Instructions to follow -
Each entry needs to be given again, character for character.

[Items from a data source]
= = =

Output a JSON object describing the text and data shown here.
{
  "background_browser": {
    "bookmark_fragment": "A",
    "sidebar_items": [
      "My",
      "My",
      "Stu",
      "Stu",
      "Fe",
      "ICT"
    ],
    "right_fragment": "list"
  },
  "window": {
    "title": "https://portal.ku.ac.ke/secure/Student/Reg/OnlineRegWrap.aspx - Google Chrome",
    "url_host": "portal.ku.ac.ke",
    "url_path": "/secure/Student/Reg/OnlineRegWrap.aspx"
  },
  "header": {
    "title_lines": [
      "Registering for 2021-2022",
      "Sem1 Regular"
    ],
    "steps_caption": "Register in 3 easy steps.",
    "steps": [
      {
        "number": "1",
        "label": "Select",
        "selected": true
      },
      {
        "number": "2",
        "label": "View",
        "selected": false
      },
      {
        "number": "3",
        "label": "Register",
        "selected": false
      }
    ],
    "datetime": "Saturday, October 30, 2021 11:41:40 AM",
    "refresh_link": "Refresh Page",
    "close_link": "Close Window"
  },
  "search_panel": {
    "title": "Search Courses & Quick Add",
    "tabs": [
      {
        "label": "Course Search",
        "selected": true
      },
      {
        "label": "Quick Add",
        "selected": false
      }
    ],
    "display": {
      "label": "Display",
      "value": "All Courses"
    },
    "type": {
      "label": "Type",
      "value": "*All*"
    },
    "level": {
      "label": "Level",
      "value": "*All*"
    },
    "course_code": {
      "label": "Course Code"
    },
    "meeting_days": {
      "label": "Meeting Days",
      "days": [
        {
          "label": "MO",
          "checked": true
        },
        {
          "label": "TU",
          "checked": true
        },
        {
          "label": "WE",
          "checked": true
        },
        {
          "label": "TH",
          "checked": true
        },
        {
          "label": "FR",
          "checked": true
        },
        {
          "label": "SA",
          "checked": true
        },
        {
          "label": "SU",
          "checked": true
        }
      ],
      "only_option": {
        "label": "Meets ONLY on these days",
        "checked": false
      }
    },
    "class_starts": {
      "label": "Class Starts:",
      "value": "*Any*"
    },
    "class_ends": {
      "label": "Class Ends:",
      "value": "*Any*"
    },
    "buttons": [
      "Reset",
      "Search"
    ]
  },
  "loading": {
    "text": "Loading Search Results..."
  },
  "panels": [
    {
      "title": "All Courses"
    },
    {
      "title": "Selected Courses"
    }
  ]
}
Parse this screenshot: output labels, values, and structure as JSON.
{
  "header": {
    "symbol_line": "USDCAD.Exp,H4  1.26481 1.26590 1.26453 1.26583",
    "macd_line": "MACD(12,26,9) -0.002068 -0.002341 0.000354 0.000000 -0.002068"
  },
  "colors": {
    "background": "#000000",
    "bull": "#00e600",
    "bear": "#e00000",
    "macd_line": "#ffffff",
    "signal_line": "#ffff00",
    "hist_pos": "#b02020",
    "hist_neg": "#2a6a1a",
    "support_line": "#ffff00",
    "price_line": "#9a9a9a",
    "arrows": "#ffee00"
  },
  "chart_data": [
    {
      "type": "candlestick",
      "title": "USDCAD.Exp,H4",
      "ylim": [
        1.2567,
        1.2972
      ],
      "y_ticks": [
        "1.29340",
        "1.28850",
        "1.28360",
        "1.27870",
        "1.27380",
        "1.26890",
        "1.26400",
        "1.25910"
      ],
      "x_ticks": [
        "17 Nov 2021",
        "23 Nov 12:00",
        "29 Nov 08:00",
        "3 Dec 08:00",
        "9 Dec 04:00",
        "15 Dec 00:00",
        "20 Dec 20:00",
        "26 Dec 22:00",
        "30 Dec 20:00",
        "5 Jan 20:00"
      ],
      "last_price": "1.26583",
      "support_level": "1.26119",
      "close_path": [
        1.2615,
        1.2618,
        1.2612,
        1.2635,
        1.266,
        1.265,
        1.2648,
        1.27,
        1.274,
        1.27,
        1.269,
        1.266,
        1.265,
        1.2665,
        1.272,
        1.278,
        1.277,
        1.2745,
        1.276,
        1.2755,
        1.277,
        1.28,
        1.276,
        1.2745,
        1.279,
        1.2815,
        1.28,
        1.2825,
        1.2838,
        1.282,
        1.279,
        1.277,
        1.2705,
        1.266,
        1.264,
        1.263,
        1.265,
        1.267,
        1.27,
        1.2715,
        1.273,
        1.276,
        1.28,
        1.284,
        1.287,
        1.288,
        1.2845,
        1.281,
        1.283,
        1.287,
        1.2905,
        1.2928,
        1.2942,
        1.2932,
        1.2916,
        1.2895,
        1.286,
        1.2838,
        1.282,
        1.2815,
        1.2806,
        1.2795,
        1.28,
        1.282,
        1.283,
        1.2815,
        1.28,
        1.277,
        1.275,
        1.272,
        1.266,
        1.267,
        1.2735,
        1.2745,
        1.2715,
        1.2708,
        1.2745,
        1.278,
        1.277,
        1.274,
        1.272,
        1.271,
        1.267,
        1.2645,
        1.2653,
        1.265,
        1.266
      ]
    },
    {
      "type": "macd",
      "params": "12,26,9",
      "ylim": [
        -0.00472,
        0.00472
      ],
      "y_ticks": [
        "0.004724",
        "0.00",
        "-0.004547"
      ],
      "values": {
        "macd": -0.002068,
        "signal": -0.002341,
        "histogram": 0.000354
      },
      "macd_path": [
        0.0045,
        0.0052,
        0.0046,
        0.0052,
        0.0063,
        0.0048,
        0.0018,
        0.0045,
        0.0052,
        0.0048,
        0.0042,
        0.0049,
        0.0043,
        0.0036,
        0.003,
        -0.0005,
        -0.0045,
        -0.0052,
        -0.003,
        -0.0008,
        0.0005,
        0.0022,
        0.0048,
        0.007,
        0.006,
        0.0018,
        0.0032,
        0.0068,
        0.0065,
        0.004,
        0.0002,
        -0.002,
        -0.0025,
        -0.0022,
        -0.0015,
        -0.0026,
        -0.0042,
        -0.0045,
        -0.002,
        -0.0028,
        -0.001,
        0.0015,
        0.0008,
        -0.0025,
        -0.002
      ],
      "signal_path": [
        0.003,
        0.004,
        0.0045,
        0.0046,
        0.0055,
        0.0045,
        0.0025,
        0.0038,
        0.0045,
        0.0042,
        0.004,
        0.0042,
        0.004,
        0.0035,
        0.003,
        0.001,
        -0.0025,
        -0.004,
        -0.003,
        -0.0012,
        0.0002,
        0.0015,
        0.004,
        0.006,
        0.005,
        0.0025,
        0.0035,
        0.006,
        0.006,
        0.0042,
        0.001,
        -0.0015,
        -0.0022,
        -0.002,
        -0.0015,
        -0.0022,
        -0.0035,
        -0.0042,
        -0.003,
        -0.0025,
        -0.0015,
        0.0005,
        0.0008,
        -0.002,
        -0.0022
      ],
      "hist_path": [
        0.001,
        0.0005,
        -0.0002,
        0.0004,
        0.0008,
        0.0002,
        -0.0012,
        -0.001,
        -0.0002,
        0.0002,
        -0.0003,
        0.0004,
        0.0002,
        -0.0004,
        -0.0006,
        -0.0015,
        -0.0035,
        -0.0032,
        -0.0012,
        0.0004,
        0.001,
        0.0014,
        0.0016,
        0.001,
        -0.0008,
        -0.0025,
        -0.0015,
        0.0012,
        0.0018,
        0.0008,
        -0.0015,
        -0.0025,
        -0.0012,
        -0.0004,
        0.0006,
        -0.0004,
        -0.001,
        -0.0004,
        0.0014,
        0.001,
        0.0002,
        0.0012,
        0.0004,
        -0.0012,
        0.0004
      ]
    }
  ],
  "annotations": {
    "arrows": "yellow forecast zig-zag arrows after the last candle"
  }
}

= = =

Solution to the exercise -
Output a JSON object describing the text and data shown here.
{
  "background_browser": {
    "bookmark_fragment": "A",
    "sidebar_items": [
      "My",
      "My",
      "Stu",
      "Stu",
      "Fe",
      "ICT"
    ],
    "right_fragment": "list"
  },
  "window": {
    "title": "https://portal.ku.ac.ke/secure/Student/Reg/OnlineRegWrap.aspx - Google Chrome",
    "url_host": "portal.ku.ac.ke",
    "url_path": "/secure/Student/Reg/OnlineRegWrap.aspx"
  },
  "header": {
    "title_lines": [
      "Registering for 2021-2022",
      "Sem1 Regular"
    ],
    "steps_caption": "Register in 3 easy steps.",
    "steps": [
      {
        "number": "1",
        "label": "Select",
        "selected": true
      },
      {
        "number": "2",
        "label": "View",
        "selected": false
      },
      {
        "number": "3",
        "label": "Register",
        "selected": false
      }
    ],
    "datetime": "Saturday, October 30, 2021 11:41:40 AM",
    "refresh_link": "Refresh Page",
    "close_link": "Close Window"
  },
  "search_panel": {
    "title": "Search Courses & Quick Add",
    "tabs": [
      {
        "label": "Course Search",
        "selected": true
      },
      {
        "label": "Quick Add",
        "selected": false
      }
    ],
    "display": {
      "label": "Display",
      "value": "All Courses"
    },
    "type": {
      "label": "Type",
      "value": "*All*"
    },
    "level": {
      "label": "Level",
      "value": "*All*"
    },
    "course_code": {
      "label": "Course Code"
    },
    "meeting_days": {
      "label": "Meeting Days",
      "days": [
        {
          "label": "MO",
          "checked": true
        },
        {
          "label": "TU",
          "checked": true
        },
        {
          "label": "WE",
          "checked": true
        },
        {
          "label": "TH",
          "checked": true
        },
        {
          "label": "FR",
          "checked": true
        },
        {
          "label": "SA",
          "checked": true
        },
        {
          "label": "SU",
          "checked": true
        }
      ],
      "only_option": {
        "label": "Meets ONLY on these days",
        "checked": false
      }
    },
    "class_starts": {
      "label": "Class Starts:",
      "value": "*Any*"
    },
    "class_ends": {
      "label": "Class Ends:",
      "value": "*Any*"
    },
    "buttons": [
      "Reset",
      "Search"
    ]
  },
  "loading": {
    "text": "Loading Search Results..."
  },
  "panels": [
    {
      "title": "All Courses"
    },
    {
      "title": "Selected Courses"
    }
  ]
}
Parse this screenshot: output labels, values, and structure as JSON.
{
  "header": {
    "symbol_line": "USDCAD.Exp,H4  1.26481 1.26590 1.26453 1.26583",
    "macd_line": "MACD(12,26,9) -0.002068 -0.002341 0.000354 0.000000 -0.002068"
  },
  "colors": {
    "background": "#000000",
    "bull": "#00e600",
    "bear": "#e00000",
    "macd_line": "#ffffff",
    "signal_line": "#ffff00",
    "hist_pos": "#b02020",
    "hist_neg": "#2a6a1a",
    "support_line": "#ffff00",
    "price_line": "#9a9a9a",
    "arrows": "#ffee00"
  },
  "chart_data": [
    {
      "type": "candlestick",
      "title": "USDCAD.Exp,H4",
      "ylim": [
        1.2567,
        1.2972
      ],
      "y_ticks": [
        "1.29340",
        "1.28850",
        "1.28360",
        "1.27870",
        "1.27380",
        "1.26890",
        "1.26400",
        "1.25910"
      ],
      "x_ticks": [
        "17 Nov 2021",
        "23 Nov 12:00",
        "29 Nov 08:00",
        "3 Dec 08:00",
        "9 Dec 04:00",
        "15 Dec 00:00",
        "20 Dec 20:00",
        "26 Dec 22:00",
        "30 Dec 20:00",
        "5 Jan 20:00"
      ],
      "last_price": "1.26583",
      "support_level": "1.26119",
      "close_path": [
        1.2615,
        1.2618,
        1.2612,
        1.2635,
        1.266,
        1.265,
        1.2648,
        1.27,
        1.274,
        1.27,
        1.269,
        1.266,
        1.265,
        1.2665,
        1.272,
        1.278,
        1.277,
        1.2745,
        1.276,
        1.2755,
        1.277,
        1.28,
        1.276,
        1.2745,
        1.279,
        1.2815,
        1.28,
        1.2825,
        1.2838,
        1.282,
        1.279,
        1.277,
        1.2705,
        1.266,
        1.264,
        1.263,
        1.265,
        1.267,
        1.27,
        1.2715,
        1.273,
        1.276,
        1.28,
        1.284,
        1.287,
        1.288,
        1.2845,
        1.281,
        1.283,
        1.287,
        1.2905,
        1.2928,
        1.2942,
        1.2932,
        1.2916,
        1.2895,
        1.286,
        1.2838,
        1.282,
        1.2815,
        1.2806,
        1.2795,
        1.28,
        1.282,
        1.283,
        1.2815,
        1.28,
        1.277,
        1.275,
        1.272,
        1.266,
        1.267,
        1.2735,
        1.2745,
        1.2715,
        1.2708,
        1.2745,
        1.278,
        1.277,
        1.274,
        1.272,
        1.271,
        1.267,
        1.2645,
        1.2653,
        1.265,
        1.266
      ]
    },
    {
      "type": "macd",
      "params": "12,26,9",
      "ylim": [
        -0.00472,
        0.00472
      ],
      "y_ticks": [
        "0.004724",
        "0.00",
        "-0.004547"
      ],
      "values": {
        "macd": -0.002068,
        "signal": -0.002341,
        "histogram": 0.000354
      },
      "macd_path": [
        0.0045,
        0.0052,
        0.0046,
        0.0052,
        0.0063,
        0.0048,
        0.0018,
        0.0045,
        0.0052,
        0.0048,
        0.0042,
        0.0049,
        0.0043,
        0.0036,
        0.003,
        -0.0005,
        -0.0045,
        -0.0052,
        -0.003,
        -0.0008,
        0.0005,
        0.0022,
        0.0048,
        0.007,
        0.006,
        0.0018,
        0.0032,
        0.0068,
        0.0065,
        0.004,
        0.0002,
        -0.002,
        -0.0025,
        -0.0022,
        -0.0015,
        -0.0026,
        -0.0042,
        -0.0045,
        -0.002,
        -0.0028,
        -0.001,
        0.0015,
        0.0008,
        -0.0025,
        -0.002
      ],
      "signal_path": [
        0.003,
        0.004,
        0.0045,
        0.0046,
        0.0055,
        0.0045,
        0.0025,
        0.0038,
        0.0045,
        0.0042,
        0.004,
        0.0042,
        0.004,
        0.0035,
        0.003,
        0.001,
        -0.0025,
        -0.004,
        -0.003,
        -0.0012,
        0.0002,
        0.0015,
        0.004,
        0.006,
        0.005,
        0.0025,
        0.0035,
        0.006,
        0.006,
        0.0042,
        0.001,
        -0.0015,
        -0.0022,
        -0.002,
        -0.0015,
        -0.0022,
        -0.0035,
        -0.0042,
        -0.003,
        -0.0025,
        -0.0015,
        0.0005,
        0.0008,
        -0.002,
        -0.0022
      ],
      "hist_path": [
        0.001,
        0.0005,
        -0.0002,
        0.0004,
        0.0008,
        0.0002,
        -0.0012,
        -0.001,
        -0.0002,
        0.0002,
        -0.0003,
        0.0004,
        0.0002,
        -0.0004,
        -0.0006,
        -0.0015,
        -0.0035,
        -0.0032,
        -0.0012,
        0.0004,
        0.001,
        0.0014,
        0.0016,
        0.001,
        -0.0008,
        -0.0025,
        -0.0015,
        0.0012,
        0.0018,
        0.0008,
        -0.0015,
        -0.0025,
        -0.0012,
        -0.0004,
        0.0006,
        -0.0004,
        -0.001,
        -0.0004,
        0.0014,
        0.001,
        0.0002,
        0.0012,
        0.0004,
        -0.0012,
        0.0004
      ]
    }
  ],
  "annotations": {
    "arrows": "yellow forecast zig-zag arrows after the last candle"
  }
}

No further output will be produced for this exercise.